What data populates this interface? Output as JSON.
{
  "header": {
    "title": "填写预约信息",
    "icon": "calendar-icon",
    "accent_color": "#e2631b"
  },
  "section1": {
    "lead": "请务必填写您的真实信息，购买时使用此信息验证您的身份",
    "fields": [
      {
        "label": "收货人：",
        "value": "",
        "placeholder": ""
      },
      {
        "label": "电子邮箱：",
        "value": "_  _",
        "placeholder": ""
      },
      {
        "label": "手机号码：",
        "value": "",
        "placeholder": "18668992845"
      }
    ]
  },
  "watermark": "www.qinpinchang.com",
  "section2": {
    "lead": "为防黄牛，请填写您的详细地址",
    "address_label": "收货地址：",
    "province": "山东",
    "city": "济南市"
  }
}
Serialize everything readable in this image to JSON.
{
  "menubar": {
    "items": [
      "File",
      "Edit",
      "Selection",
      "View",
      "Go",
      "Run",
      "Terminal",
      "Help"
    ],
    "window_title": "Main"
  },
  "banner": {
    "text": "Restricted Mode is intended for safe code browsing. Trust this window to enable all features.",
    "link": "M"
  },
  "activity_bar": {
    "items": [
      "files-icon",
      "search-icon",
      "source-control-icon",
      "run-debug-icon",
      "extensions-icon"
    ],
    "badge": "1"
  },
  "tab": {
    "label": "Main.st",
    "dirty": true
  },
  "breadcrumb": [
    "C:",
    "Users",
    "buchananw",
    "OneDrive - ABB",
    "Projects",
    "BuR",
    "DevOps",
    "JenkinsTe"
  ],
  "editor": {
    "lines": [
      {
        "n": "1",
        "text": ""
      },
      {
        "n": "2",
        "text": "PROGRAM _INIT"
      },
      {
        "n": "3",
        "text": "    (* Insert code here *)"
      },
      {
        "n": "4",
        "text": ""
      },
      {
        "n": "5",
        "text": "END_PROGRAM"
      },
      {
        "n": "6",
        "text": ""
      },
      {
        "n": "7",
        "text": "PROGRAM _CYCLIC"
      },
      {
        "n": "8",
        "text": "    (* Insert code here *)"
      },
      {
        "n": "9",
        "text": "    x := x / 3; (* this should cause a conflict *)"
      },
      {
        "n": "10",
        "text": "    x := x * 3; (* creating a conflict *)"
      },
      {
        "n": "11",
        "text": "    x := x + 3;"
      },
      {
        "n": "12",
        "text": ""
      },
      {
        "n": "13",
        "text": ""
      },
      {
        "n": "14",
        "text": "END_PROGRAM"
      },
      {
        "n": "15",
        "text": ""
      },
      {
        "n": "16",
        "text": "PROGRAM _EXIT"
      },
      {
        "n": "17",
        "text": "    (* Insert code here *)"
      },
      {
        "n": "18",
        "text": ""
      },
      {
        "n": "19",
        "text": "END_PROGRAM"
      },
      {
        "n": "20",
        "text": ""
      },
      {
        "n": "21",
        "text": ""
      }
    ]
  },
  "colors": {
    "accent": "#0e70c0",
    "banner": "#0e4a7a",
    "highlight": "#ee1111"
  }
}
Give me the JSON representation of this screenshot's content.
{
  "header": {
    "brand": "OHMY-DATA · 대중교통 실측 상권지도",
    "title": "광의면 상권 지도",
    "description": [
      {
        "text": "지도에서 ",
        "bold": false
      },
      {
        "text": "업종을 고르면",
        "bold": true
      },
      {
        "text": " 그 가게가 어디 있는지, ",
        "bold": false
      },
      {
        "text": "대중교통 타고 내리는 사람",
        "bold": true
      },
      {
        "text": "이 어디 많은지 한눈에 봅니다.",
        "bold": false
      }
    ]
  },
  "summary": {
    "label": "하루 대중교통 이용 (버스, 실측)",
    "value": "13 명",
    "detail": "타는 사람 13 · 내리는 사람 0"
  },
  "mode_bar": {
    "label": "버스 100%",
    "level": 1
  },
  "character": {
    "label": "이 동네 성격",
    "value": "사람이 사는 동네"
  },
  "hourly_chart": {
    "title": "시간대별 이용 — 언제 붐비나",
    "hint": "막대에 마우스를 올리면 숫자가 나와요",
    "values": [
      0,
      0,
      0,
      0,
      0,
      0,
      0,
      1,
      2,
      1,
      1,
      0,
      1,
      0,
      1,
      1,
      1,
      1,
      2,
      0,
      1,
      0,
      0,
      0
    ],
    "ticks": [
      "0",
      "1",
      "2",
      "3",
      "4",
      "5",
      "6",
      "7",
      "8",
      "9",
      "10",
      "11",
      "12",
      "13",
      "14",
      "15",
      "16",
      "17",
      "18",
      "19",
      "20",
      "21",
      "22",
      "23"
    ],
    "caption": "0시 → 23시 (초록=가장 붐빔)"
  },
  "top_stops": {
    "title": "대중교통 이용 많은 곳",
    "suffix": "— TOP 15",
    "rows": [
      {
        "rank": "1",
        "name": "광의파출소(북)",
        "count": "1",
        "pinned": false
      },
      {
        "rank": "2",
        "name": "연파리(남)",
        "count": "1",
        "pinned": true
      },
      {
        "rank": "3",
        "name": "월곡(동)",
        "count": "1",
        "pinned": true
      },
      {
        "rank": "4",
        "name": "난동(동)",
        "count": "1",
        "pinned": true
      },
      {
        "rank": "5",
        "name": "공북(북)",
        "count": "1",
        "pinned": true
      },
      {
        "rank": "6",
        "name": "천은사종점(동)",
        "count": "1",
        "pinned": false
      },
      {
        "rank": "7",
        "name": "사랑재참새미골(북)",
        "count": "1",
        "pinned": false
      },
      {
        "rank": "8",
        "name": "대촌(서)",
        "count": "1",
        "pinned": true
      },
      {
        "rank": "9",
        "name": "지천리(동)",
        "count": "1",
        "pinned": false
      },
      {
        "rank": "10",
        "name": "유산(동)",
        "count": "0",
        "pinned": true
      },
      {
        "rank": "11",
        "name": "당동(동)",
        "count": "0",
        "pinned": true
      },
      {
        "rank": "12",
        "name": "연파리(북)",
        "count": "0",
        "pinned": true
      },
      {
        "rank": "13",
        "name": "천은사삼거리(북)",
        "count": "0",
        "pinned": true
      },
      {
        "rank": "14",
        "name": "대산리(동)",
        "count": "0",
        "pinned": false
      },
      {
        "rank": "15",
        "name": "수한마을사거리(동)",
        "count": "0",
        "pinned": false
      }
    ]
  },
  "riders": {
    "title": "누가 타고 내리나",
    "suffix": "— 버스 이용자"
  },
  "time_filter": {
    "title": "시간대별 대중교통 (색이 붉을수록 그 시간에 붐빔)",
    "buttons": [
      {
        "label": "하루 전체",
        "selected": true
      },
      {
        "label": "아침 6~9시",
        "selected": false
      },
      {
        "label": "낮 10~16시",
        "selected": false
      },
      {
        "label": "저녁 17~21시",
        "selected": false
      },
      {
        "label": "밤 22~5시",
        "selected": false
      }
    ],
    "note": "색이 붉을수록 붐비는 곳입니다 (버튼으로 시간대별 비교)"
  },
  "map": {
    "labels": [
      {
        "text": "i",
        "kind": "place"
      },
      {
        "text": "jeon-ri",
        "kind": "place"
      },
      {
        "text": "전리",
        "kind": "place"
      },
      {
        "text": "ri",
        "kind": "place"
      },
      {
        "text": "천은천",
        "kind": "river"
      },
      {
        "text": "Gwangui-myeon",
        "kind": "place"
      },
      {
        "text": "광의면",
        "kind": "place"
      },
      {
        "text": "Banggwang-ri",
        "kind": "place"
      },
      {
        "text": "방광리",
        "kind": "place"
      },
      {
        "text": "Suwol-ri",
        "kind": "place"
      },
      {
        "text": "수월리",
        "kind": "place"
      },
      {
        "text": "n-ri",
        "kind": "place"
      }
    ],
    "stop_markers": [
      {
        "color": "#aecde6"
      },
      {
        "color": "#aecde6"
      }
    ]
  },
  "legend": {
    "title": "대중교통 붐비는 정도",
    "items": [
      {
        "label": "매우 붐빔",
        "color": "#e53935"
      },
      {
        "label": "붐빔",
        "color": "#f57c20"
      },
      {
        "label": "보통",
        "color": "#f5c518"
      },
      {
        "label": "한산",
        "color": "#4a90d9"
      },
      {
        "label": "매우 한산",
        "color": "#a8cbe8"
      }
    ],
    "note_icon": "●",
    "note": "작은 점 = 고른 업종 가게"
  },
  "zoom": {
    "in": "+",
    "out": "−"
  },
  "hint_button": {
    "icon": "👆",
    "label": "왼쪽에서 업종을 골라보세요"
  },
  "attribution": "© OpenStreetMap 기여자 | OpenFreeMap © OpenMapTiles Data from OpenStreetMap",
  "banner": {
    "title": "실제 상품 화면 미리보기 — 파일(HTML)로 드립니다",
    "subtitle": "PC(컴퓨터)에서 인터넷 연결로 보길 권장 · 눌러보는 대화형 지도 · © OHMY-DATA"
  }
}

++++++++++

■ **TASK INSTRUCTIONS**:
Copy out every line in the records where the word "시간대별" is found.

■ **ANSWER BOX**:
    "title": "시간대별 이용 — 언제 붐비나",
    "title": "시간대별 대중교통 (색이 붉을수록 그 시간에 붐빔)",
    "note": "색이 붉을수록 붐비는 곳입니다 (버튼으로 시간대별 비교)"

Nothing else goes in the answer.